For me, the Olympic Games is a lot like the Christmas season—the atmosphere around even the ordinary changes and everything, including the third round of an obscure sport, seems magical (the Christmas equivalent in my mind being “Holiday in Handcuffs” staring Melissa Joan Hart and the overly-dimpled guy from Saved by the Bell – pure magic, I tell you). And when else other than every four years can you find primetime coverage of synchronized diving, fencing and basketball all given equal weight by the sportscasters.
But all kidding aside, I am as excited as ever to watch as much Olympic coverage as I can this summer, which I am certain will include plenty of viewings of this Proctor & Gamble commercial:
Please tell me I’m not the only person who cries real tears every time she see this. My children are almost certainly not destined for the Olympics, but on the off chance that they are I am going to be dissolving into a puddle on the sidelines if this commercial is any indication. I’m also still in that adult/child in between stage because I have vivid memories of my own mother’s efforts to ensure my swimming, dancing, college or law school career was as successful as possible and I realize there is no possible way to thank her other than a comparison to a sentimental P&G advertisement. Tears from all sides on this one.
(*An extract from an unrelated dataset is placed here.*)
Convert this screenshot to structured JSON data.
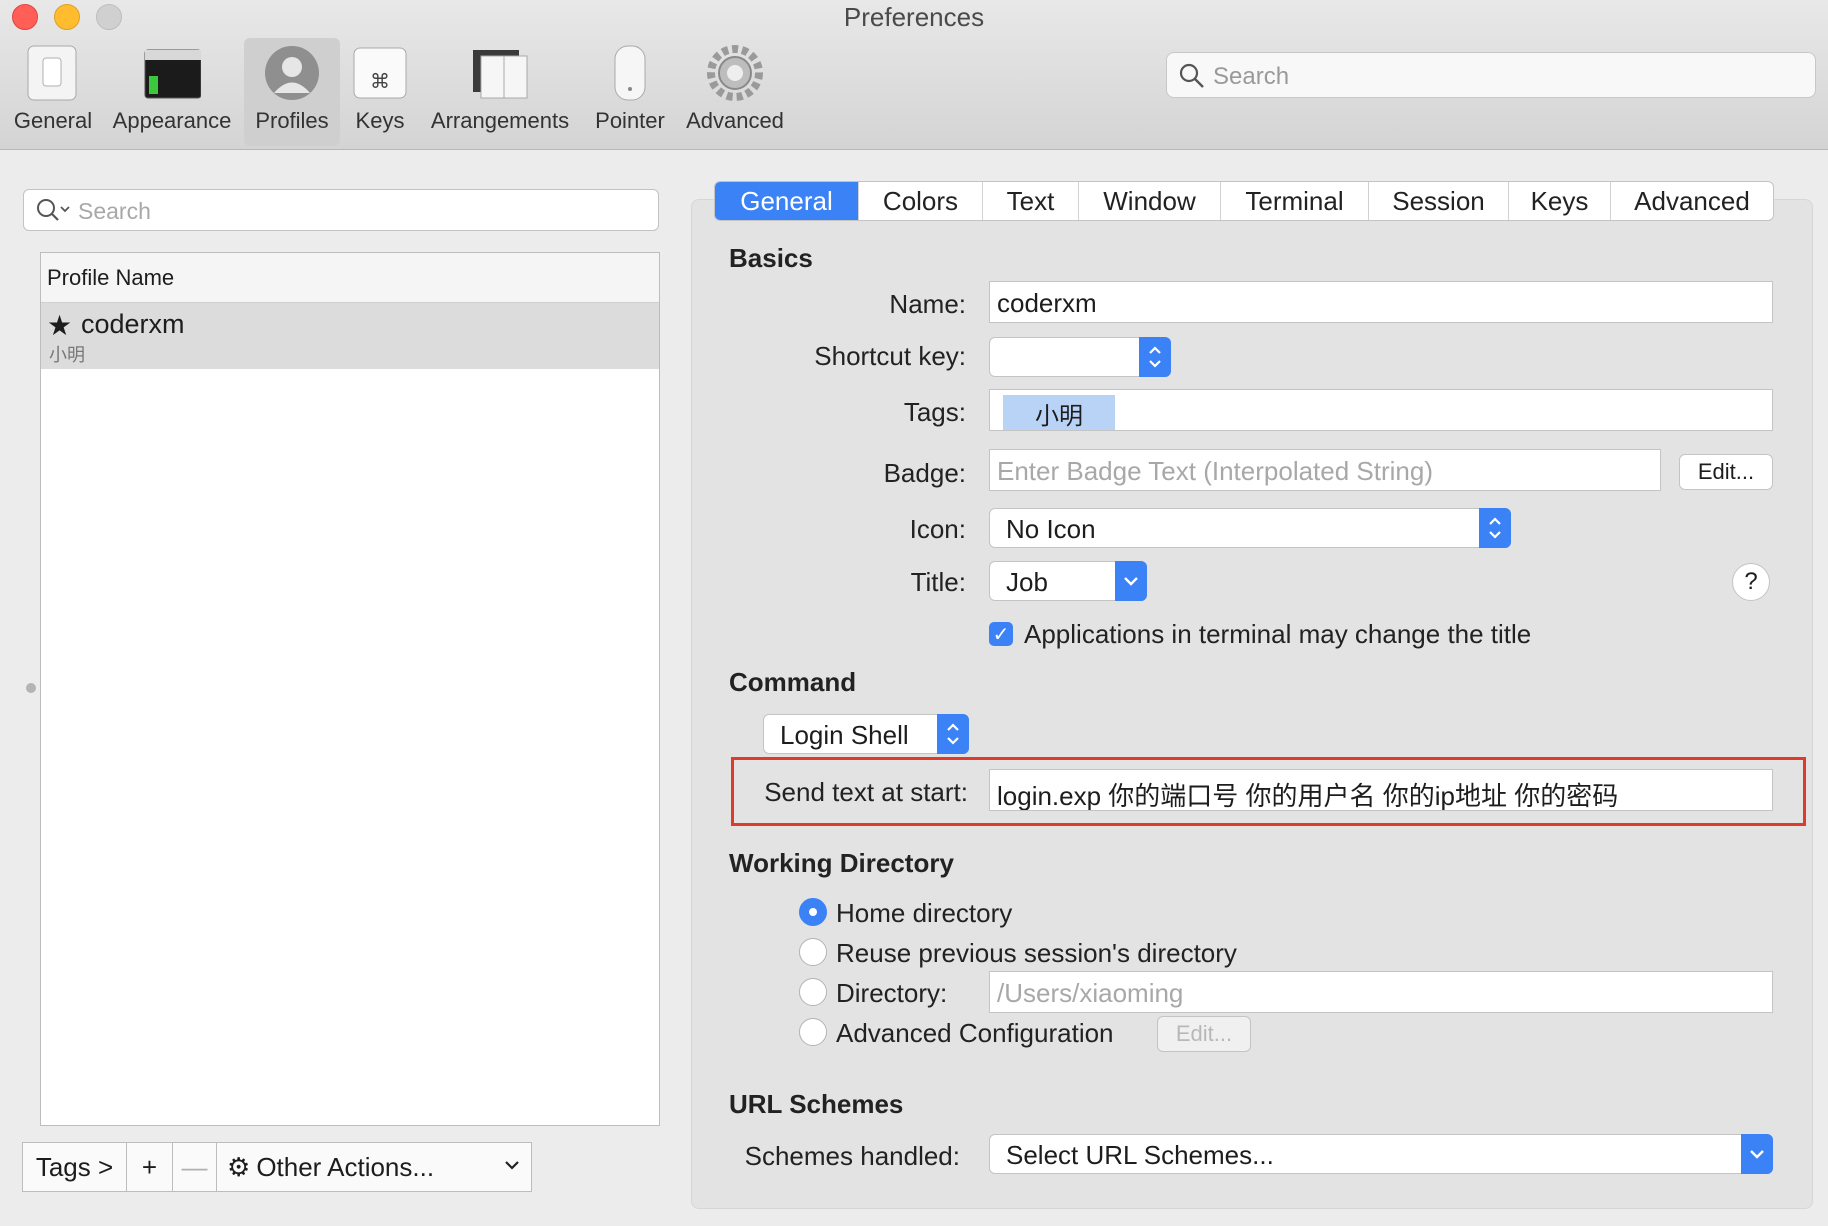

These 2012 Olympics are the third games Will and I have watched together—2004’s competition we watched from Hawaii where we honeymooned (yep, we were roughing it, huh) and 2008 (the year of Michael Phelps) we watched from our small hotel room on the Chesapeake bay with our 10-month-old daughter sleeping soundly in the closet. This year, we don’t have a celebratory Olympic trip planned, so we’ll be watching from our sunroom couch or more likely catching the next-day replays online because one of us can’t stay awake past 9pm and the other one is up to his eyeballs in work. But I am excited as ever, viewing these tiny, muscular athletes with the appreciation of one who is quickly aging past her prime.
|Shalene Flanagan (marathon)|
And happy Wednesday, everyone!